> Task input

_ _ _

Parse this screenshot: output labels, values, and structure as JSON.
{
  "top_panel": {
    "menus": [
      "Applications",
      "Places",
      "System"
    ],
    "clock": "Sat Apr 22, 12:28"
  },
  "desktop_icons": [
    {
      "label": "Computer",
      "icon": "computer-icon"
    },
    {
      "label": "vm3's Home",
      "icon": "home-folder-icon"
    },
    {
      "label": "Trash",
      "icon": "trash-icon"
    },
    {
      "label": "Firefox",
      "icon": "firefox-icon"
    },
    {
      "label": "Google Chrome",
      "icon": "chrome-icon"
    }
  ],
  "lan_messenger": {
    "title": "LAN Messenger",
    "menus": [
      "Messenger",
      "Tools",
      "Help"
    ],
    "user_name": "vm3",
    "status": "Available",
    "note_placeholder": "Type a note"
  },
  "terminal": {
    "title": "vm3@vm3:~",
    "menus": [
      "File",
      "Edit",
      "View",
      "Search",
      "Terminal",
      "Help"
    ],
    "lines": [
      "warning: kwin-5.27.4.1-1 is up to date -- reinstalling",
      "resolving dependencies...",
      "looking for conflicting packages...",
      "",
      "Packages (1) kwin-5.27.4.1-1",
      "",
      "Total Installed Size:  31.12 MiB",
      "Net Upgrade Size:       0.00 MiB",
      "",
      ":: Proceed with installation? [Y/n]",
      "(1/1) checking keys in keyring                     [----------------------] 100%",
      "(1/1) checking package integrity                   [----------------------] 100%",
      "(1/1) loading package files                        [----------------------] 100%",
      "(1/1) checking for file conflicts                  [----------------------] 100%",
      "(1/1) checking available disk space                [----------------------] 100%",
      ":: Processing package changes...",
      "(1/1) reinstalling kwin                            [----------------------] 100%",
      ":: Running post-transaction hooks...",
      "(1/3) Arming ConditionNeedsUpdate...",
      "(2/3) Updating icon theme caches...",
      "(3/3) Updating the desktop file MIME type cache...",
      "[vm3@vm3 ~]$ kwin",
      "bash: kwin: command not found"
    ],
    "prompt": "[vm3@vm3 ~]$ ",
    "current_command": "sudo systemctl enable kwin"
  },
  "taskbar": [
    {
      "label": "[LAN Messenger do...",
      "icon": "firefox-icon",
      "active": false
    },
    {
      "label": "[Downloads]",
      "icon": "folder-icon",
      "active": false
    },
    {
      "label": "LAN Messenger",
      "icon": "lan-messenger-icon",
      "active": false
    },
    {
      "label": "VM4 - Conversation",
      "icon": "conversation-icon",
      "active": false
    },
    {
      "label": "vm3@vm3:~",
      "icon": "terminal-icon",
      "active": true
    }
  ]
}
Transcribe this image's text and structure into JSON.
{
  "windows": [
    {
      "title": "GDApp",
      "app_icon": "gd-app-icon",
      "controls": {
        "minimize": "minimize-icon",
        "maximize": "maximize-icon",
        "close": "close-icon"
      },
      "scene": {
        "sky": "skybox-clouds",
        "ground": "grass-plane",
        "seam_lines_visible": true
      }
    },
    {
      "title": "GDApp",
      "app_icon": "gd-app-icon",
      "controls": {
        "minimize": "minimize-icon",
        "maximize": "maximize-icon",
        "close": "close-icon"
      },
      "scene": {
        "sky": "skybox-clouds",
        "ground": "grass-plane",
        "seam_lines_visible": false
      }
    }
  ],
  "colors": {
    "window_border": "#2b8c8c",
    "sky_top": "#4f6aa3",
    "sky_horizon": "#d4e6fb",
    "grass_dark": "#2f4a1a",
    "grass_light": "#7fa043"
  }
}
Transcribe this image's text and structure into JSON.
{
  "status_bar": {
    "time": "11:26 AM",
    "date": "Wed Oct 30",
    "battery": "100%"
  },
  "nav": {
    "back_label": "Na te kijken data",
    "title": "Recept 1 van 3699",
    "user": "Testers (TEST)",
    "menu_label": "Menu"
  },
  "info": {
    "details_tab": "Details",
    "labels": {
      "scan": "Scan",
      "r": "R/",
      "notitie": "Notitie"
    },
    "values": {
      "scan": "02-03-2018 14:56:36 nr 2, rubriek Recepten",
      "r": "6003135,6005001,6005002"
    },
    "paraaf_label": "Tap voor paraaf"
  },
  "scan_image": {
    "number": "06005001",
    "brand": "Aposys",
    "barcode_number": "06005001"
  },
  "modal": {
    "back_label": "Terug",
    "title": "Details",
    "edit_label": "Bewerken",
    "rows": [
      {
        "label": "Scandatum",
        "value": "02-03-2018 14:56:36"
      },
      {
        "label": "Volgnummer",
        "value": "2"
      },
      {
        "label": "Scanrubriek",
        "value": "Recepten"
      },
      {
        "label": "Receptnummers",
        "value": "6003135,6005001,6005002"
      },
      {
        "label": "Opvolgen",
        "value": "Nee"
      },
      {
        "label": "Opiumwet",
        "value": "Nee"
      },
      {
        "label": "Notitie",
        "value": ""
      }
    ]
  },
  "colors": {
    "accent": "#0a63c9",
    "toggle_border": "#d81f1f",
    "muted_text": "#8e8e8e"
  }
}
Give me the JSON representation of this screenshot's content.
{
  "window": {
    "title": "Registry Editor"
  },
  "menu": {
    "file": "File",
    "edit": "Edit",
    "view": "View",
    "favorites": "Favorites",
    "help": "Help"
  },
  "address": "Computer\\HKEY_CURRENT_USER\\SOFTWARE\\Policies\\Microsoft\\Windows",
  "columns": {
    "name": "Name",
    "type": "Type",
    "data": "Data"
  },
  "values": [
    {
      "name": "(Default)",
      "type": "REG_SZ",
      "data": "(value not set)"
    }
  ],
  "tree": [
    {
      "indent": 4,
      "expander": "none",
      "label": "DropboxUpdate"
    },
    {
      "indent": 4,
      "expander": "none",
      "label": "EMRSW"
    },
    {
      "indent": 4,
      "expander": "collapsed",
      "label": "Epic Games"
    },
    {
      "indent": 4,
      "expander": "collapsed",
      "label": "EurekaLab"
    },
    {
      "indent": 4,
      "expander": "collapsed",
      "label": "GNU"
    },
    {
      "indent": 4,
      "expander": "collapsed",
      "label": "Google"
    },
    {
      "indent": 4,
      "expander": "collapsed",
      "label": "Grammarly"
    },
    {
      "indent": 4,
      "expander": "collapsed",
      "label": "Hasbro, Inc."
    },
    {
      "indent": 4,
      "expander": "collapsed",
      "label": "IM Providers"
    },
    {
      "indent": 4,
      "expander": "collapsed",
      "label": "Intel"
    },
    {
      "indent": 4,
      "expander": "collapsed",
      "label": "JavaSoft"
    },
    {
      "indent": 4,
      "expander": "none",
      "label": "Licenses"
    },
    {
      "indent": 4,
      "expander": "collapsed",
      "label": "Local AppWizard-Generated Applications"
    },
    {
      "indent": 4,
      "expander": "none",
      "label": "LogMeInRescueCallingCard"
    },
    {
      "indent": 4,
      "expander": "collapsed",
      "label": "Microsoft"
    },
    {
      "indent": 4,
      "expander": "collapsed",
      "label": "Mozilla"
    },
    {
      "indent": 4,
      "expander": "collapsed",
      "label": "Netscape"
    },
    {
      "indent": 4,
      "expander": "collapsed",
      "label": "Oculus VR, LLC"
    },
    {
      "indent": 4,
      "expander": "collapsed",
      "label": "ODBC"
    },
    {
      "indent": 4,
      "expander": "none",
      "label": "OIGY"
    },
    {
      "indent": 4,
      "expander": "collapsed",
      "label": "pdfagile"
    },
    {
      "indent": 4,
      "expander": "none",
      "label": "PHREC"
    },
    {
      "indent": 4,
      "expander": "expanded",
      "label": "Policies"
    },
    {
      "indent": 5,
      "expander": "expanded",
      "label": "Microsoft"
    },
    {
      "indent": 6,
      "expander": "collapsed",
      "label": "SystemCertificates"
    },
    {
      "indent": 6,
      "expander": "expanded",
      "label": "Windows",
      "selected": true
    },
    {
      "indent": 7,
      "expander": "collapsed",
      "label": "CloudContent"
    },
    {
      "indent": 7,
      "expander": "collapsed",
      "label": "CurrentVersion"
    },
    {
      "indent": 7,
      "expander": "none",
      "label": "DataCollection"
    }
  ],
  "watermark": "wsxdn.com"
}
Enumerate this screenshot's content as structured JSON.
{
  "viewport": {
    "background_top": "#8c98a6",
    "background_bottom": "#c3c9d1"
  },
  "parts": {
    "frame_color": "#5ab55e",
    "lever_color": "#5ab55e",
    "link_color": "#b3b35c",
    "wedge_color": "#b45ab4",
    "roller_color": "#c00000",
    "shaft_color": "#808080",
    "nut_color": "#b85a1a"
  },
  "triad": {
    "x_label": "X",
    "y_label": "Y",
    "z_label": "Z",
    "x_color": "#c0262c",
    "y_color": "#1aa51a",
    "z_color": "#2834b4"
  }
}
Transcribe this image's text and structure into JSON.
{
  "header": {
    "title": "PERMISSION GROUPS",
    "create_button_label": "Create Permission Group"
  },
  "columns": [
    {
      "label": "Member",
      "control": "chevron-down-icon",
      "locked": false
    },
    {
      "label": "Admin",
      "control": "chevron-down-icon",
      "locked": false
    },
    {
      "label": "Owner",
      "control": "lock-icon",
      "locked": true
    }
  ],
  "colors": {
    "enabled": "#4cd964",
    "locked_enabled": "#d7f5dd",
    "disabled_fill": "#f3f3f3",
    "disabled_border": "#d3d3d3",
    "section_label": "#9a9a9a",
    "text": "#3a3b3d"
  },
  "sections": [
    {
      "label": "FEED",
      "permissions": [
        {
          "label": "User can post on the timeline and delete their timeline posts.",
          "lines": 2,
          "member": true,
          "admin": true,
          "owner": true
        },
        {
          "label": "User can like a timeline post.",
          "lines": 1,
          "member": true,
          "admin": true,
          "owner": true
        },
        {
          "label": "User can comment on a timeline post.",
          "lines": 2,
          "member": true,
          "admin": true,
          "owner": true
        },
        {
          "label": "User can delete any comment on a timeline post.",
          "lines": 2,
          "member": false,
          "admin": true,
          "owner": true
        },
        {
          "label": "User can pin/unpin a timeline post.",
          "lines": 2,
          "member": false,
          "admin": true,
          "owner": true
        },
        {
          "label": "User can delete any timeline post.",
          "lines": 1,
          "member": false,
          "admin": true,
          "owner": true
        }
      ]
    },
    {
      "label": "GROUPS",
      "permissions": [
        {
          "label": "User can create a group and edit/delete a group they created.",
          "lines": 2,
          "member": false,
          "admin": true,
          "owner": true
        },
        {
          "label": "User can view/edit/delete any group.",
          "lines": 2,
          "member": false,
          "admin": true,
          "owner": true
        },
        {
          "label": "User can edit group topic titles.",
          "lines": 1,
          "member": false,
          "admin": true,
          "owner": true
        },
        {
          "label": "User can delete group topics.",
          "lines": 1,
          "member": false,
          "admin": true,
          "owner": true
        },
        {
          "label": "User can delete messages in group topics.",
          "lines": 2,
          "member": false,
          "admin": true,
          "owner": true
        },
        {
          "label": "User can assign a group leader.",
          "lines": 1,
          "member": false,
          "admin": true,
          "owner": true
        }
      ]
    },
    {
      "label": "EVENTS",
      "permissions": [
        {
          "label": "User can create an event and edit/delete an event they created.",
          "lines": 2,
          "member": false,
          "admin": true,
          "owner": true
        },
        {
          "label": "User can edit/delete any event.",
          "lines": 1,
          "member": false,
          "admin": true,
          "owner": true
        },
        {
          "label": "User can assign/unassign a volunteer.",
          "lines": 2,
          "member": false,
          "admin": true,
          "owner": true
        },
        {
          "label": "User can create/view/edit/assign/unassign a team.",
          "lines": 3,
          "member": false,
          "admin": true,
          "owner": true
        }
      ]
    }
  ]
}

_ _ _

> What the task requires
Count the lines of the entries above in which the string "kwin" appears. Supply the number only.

> Result of the exercise
6